monitoring program and the biosecurity plan. Under Alternative 3, 
Diphacinone D50-Conservation would be broadcast primarily by 
helicopter, with some hand baiting and bait stations used in selected 
areas. However, under Alternative 3 we would need to broadcast a 
portion of the total amount of bait required during up to three or four 
applications, each separated by approximately 7 days. The number of 
applications will be determined partly by mouse uptake of bait and 
degradation of bait by rainfall. The bait application would take place 
between October and December.

NEPA Compliance

    We are conducting environmental review in accordance with the 
requirements of NEPA, as amended (42 U.S.C. 4321 et seq.), its 
implementing regulations (40 CFR parts 1500-1508), other applicable 
regulations, and our procedures for compliance with those regulations. 
The draft EIS discusses the direct, indirect, and cumulative impacts of 
the alternatives on biological resources, cultural resources, 
wilderness, water quality, and other environmental resources.

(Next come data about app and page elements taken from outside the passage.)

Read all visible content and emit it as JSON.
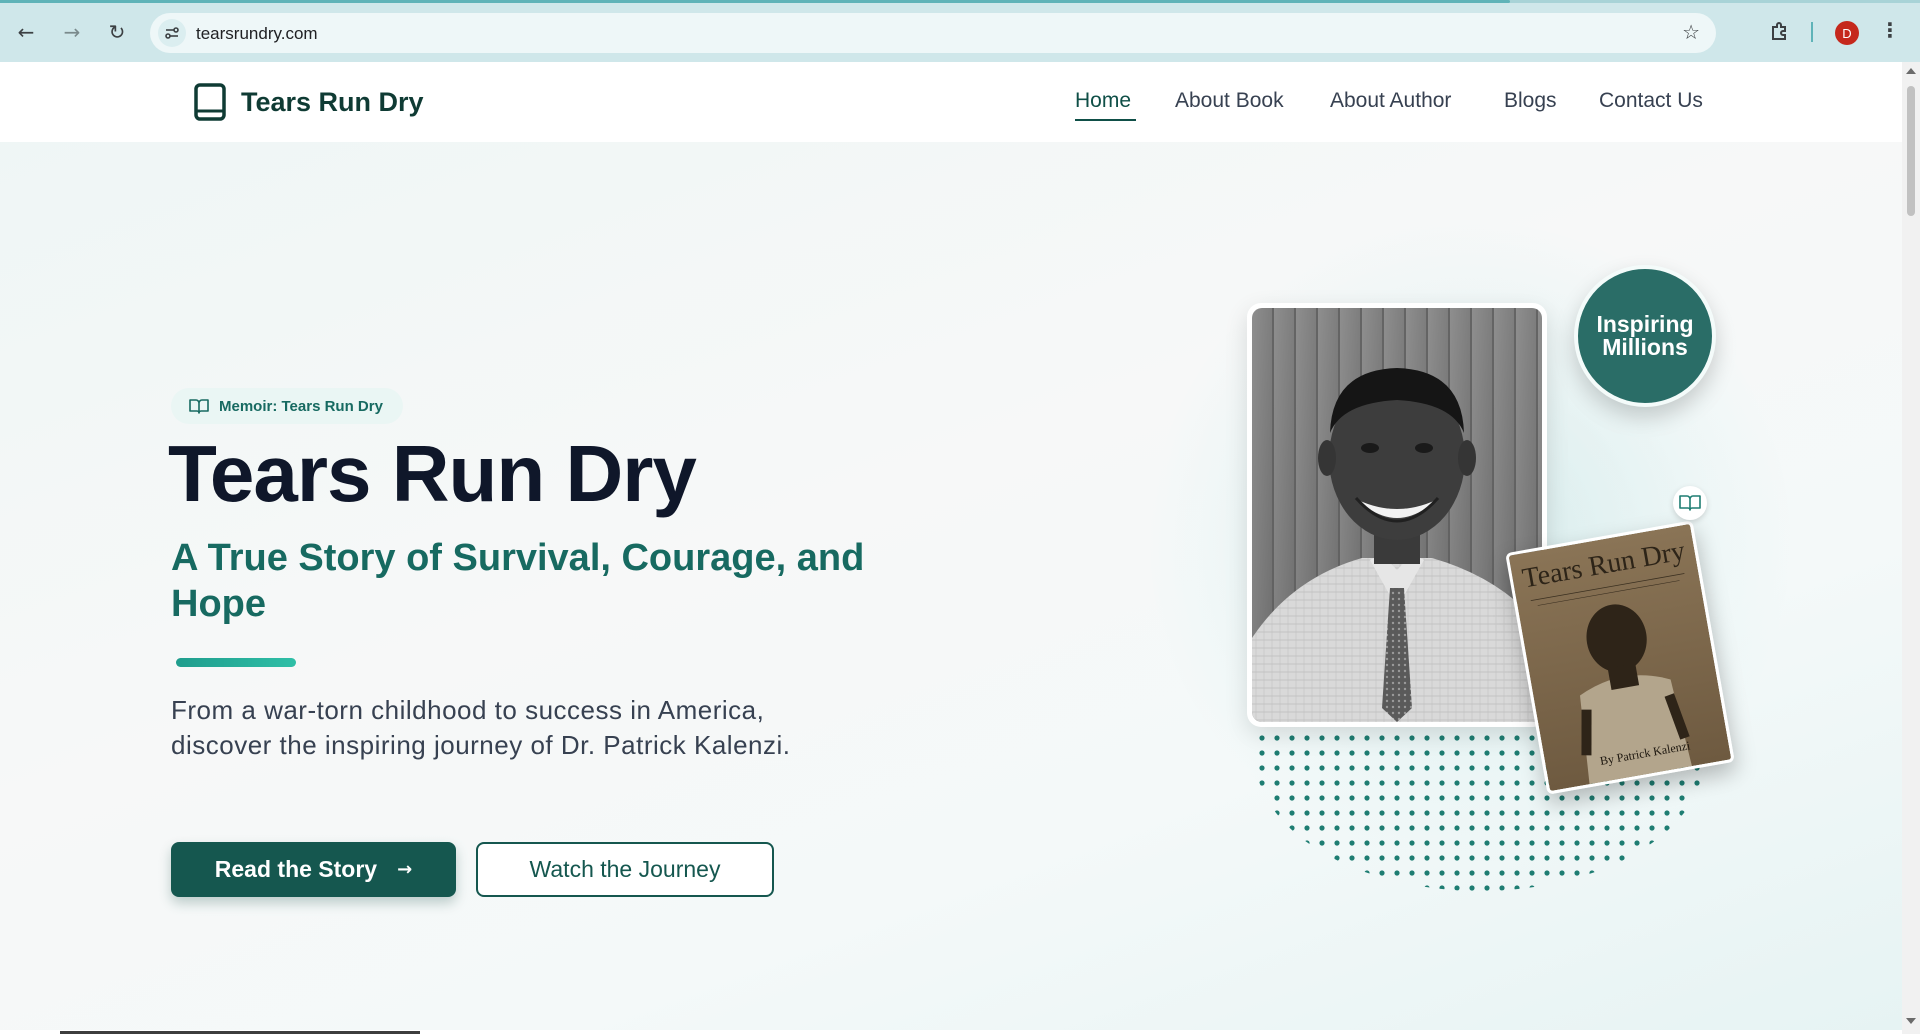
{
  "browser": {
    "url": "tearsrundry.com",
    "profile_initial": "D",
    "icons": [
      "back-icon",
      "forward-icon",
      "reload-icon",
      "site-info-icon",
      "bookmark-star-icon",
      "extensions-icon",
      "menu-icon"
    ]
  },
  "header": {
    "brand": "Tears Run Dry",
    "nav": [
      {
        "label": "Home",
        "active": true
      },
      {
        "label": "About Book"
      },
      {
        "label": "About Author"
      },
      {
        "label": "Blogs"
      },
      {
        "label": "Contact Us"
      }
    ]
  },
  "hero": {
    "badge": "Memoir: Tears Run Dry",
    "title": "Tears Run Dry",
    "subtitle": "A True Story of Survival, Courage, and Hope",
    "description": "From a war-torn childhood to success in America, discover the inspiring journey of Dr. Patrick Kalenzi.",
    "primary_button": "Read the Story",
    "secondary_button": "Watch the Journey",
    "circle_badge_line1": "Inspiring",
    "circle_badge_line2": "Millions"
  },
  "book_cover": {
    "title": "Tears Run Dry",
    "author": "By Patrick Kalenzi"
  },
  "colors": {
    "brand_dark": "#15574f",
    "brand_text": "#176a61",
    "accent": "#2fbfa7",
    "heading": "#0f172a"
  }
}
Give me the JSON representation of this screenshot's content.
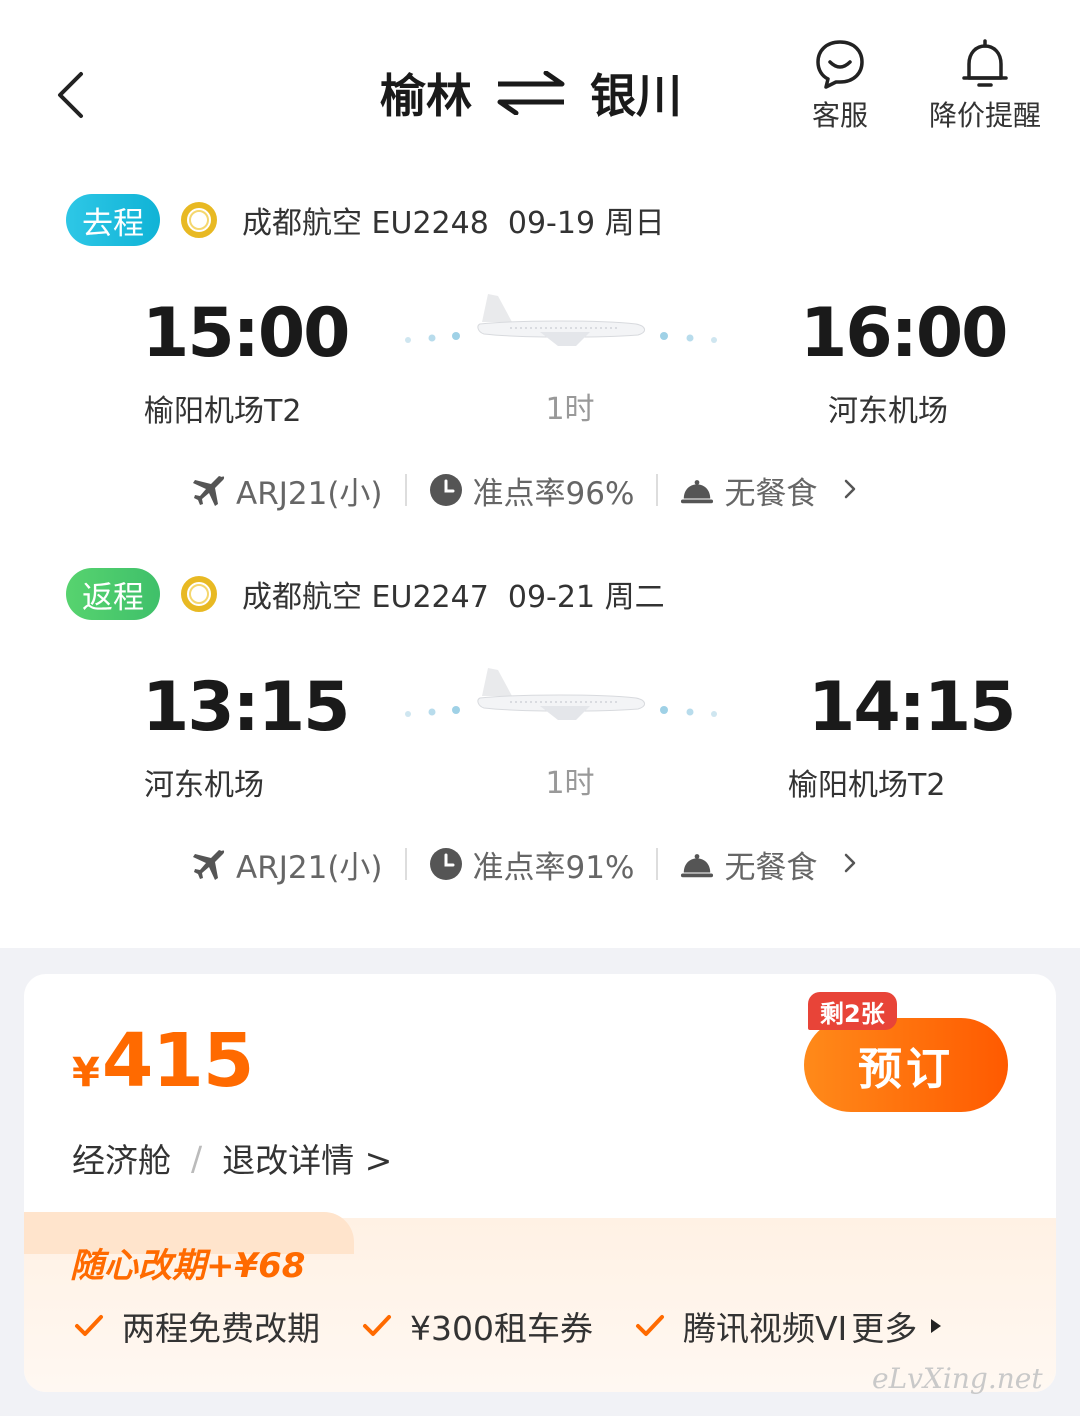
{
  "header": {
    "origin": "榆林",
    "destination": "银川",
    "service_label": "客服",
    "price_alert_label": "降价提醒"
  },
  "outbound": {
    "badge": "去程",
    "info": "成都航空 EU2248  09-19 周日",
    "dep_time": "15:00",
    "dep_airport": "榆阳机场T2",
    "arr_time": "16:00",
    "arr_airport": "河东机场",
    "duration": "1时",
    "aircraft": "ARJ21(小)",
    "on_time": "准点率96%",
    "meal": "无餐食"
  },
  "return": {
    "badge": "返程",
    "info": "成都航空 EU2247  09-21 周二",
    "dep_time": "13:15",
    "dep_airport": "河东机场",
    "arr_time": "14:15",
    "arr_airport": "榆阳机场T2",
    "duration": "1时",
    "aircraft": "ARJ21(小)",
    "on_time": "准点率91%",
    "meal": "无餐食"
  },
  "fare": {
    "currency": "¥",
    "price": "415",
    "cabin": "经济舱",
    "slash": "/",
    "refund_details": "退改详情 >",
    "tickets_left": "剩2张",
    "book_label": "预订"
  },
  "bundle": {
    "title": "随心改期+¥68",
    "items": [
      "两程免费改期",
      "¥300租车券",
      "腾讯视频VI"
    ],
    "more": "更多"
  },
  "watermark": "eLvXing.net",
  "colors": {
    "accent": "#ff6a00",
    "outbound_badge": "#1fbde0",
    "return_badge": "#4cc96c",
    "tickets_badge": "#e84438"
  }
}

Measures 
to minimize adverse environmental effects are identified and discussed 
in the draft EIS.

Public Comments

    We request that you send comments only by one of the methods 
described in ADDRESSES. If you submit a comment via http://www.regulations.gov, your entire comment--including any personal 
identifying information--will be posted on the Web site. We will post 
all hardcopy comments on http://www.regulations.gov as well. If you 
submit a hardcopy comment that includes personal identifying 
information, you may request at the top of your document that we 
withhold this information from public review. However, we cannot 
guarantee that we will be able to do so. Comments and materials we 
receive, as well as documents associated with the notice, will be 
available for public inspection on http://www.regulations.gov at Docket 
No. FWS-R8-NWRS-2013-0036.
    We will hold one public meeting to solicit comments on the draft 
EIS. We will mail a separate announcement to the public with the exact 
date, time, and location of the public meeting. We will also post the 
time, date, and location of the public meeting on our refuge Web site 
at: www.fws.gov/refuge/farallon. We will accept both oral and written 
comments at the public meeting.

Alexandra Pitts,
Acting Regional Director, Pacific Southwest Region.
[FR Doc. 2013-19939 Filed 8-15-13; 8:45 am]